-- Task to complete --
Please look for the string "author" below and report every line in which it occurs.

(Items listed in a dataset)
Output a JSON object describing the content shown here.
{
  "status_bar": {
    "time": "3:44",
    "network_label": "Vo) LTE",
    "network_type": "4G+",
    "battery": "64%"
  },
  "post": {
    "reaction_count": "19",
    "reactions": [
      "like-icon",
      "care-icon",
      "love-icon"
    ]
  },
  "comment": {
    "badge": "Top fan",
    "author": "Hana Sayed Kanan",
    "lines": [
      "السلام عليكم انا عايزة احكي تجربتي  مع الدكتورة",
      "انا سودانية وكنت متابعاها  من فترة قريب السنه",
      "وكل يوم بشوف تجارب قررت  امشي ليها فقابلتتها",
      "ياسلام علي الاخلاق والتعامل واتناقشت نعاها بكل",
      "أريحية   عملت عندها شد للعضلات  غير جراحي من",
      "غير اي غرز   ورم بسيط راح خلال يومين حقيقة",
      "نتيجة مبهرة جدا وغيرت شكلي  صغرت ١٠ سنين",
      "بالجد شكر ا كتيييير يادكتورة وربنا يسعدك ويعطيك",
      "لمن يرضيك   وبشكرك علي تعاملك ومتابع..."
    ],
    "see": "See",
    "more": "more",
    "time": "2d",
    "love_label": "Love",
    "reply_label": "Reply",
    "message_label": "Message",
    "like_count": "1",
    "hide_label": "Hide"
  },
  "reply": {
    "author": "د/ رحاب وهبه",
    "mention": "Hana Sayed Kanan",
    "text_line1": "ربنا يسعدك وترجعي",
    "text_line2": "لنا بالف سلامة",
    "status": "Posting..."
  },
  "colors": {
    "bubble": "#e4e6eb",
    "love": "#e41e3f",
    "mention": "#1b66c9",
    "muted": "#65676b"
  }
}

-- Solved exercise --
    "author": "Hana Sayed Kanan",
    "author": "د/ رحاب وهبه",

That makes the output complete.